In the end, we have to admit defeat. There is no western gull at Salton City today. The Group’s members face their fate with the wan smiles of revolutionaries before a firing squad, but in the car on the long drive to Lake Henshaw via Borrego Springs, the gloom of the unseen western gull permeates the car. Jokingly, I tell Copper to make up the sighting. Seriously, she tells me that some birders actually would. “It’s a measure of how intense birding can be that some people really do make up birds they’ve seen,” she says. Such fakes are few; about seventy-five percent of all rare birds are seen by more than one birder, according to McCaskie, and someone with a high number of unusual individual sightings would be bound to raise suspicion. Webster explains that he has been by himself several times when he has discovered birds so rare that he has literally run to the nearest telephone to call someone who can come out and verify the sighting. “Verification removes all doubt. So you return to the bird and watch the bird, and you get so nervous that pretty soon you start to hate the little son of a bitch. But when someone shows up who can verify it, then you can relax. Then you can enjoy it.’’
We drive on and on, but for the rest of the day, nothing can quite alleviate the Group’s collective anguish over having missed the western gull at Salton City — not a beautiful ferruginous hawk we see on a fence post near the highway, nor even the sight of wispy clouds, glowing pink in the sunset, reflected in the icy blue waters of Lake Henshaw. But the next day, like a gift from heaven, a king eider dropped out of the sky and into the swells at the end of the Imperial Beach Pier.
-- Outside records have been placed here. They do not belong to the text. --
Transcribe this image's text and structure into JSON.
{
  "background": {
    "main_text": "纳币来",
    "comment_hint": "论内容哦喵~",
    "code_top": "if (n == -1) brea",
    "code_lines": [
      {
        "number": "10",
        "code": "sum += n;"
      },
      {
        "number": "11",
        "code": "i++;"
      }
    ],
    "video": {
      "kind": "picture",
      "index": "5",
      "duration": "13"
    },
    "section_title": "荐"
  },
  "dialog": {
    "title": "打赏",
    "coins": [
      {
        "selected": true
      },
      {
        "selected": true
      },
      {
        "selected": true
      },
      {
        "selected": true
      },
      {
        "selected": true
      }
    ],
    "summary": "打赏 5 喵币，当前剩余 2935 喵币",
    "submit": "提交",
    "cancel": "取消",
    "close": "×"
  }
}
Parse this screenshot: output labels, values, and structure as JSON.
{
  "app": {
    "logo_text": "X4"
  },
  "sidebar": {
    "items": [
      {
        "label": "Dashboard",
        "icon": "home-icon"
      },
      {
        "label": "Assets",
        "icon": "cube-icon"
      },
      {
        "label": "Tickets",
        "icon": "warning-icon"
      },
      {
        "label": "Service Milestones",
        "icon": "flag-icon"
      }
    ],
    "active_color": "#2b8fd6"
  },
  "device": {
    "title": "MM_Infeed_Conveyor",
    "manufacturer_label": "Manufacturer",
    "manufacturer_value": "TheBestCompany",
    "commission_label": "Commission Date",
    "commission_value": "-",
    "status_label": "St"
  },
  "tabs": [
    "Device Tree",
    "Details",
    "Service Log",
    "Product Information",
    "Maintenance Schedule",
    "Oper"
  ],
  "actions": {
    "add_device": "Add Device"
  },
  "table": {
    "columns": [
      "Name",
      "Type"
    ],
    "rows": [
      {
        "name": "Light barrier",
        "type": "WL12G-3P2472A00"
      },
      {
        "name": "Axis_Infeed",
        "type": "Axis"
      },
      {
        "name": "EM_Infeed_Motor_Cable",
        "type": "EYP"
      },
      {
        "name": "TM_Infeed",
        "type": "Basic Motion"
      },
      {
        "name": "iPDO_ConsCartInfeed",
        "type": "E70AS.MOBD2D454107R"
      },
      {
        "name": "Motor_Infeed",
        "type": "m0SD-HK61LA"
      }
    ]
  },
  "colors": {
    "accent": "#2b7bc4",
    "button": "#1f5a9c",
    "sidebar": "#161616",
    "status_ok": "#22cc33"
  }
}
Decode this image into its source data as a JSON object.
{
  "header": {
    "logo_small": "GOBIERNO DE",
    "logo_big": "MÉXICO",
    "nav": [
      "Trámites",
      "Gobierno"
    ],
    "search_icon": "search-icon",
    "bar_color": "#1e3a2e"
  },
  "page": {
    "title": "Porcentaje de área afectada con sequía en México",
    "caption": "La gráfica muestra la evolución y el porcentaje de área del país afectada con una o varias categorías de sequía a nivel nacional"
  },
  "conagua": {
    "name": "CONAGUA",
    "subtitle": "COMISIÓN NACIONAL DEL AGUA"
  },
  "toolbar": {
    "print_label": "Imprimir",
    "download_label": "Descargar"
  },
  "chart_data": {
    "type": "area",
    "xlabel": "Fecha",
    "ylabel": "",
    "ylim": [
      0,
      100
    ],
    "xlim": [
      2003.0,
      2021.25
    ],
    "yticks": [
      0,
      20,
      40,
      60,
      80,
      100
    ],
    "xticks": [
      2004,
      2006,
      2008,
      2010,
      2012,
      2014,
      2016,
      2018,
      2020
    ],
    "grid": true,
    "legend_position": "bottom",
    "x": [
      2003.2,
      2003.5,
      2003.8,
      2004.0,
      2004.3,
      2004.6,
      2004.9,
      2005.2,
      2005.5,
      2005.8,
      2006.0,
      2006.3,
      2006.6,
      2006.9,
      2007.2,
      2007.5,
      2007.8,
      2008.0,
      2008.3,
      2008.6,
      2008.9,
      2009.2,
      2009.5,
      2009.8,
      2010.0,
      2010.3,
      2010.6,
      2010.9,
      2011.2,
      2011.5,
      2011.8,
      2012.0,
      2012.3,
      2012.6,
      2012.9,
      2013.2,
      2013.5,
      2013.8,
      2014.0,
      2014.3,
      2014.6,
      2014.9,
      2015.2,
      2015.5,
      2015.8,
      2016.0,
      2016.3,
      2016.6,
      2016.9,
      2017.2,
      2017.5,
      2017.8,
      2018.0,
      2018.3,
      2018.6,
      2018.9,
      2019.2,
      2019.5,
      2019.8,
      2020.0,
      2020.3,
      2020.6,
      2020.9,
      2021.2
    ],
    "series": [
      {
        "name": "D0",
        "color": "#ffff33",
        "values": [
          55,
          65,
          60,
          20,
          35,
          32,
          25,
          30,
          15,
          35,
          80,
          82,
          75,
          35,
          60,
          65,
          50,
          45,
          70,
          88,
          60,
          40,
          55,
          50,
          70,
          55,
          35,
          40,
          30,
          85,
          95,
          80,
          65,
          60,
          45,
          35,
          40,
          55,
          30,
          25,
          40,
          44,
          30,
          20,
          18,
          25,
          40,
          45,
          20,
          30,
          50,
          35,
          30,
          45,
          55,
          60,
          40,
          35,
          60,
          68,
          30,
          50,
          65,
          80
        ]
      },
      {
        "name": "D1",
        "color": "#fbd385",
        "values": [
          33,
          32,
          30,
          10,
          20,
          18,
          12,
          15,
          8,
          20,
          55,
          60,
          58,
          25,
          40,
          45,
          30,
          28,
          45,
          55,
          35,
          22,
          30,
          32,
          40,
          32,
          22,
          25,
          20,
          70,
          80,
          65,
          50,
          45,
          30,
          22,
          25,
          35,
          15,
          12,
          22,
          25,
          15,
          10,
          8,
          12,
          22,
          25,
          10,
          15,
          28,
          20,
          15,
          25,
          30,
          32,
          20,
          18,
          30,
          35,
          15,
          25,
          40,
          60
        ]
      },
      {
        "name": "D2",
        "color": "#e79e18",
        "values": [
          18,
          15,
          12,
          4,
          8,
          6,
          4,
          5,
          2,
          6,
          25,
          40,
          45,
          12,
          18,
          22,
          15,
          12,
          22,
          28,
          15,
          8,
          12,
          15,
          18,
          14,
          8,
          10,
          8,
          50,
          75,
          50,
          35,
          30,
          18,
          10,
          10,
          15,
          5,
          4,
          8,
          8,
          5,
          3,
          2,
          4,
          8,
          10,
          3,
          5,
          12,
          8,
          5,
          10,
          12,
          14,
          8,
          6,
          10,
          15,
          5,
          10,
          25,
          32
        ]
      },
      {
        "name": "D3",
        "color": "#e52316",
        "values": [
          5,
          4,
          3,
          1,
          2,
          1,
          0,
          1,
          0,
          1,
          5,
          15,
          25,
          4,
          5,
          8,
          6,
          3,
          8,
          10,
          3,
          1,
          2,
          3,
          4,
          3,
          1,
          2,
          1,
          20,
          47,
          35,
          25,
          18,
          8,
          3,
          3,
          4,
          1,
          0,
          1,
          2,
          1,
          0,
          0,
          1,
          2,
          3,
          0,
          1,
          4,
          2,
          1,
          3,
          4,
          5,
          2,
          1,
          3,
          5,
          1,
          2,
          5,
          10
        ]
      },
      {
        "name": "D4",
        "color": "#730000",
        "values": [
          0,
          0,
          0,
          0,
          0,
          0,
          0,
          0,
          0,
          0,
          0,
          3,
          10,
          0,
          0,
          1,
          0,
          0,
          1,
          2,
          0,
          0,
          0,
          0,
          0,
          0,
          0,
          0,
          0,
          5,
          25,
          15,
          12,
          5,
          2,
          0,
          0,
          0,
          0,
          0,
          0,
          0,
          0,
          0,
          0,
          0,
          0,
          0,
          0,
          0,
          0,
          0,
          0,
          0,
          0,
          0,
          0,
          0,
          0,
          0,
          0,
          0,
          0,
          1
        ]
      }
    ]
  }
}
It was the first time an adult male king eider (a duck from the arctic) had ever been seen anywhere in California, and McCaskie, Copper, Webster, and Oldenettel were all down looking at it that first day, of course. The following evening I met Copper at the base of the pier, and she informed me that the eider had apparently left already, gone to some unknown destination. Since she had already had a good look at it, I asked her if she felt temporarily at peace, and she laughed. “Yes, I feel temporarily at peace,’’ she said. “But it never lasts long, that’s the problem.”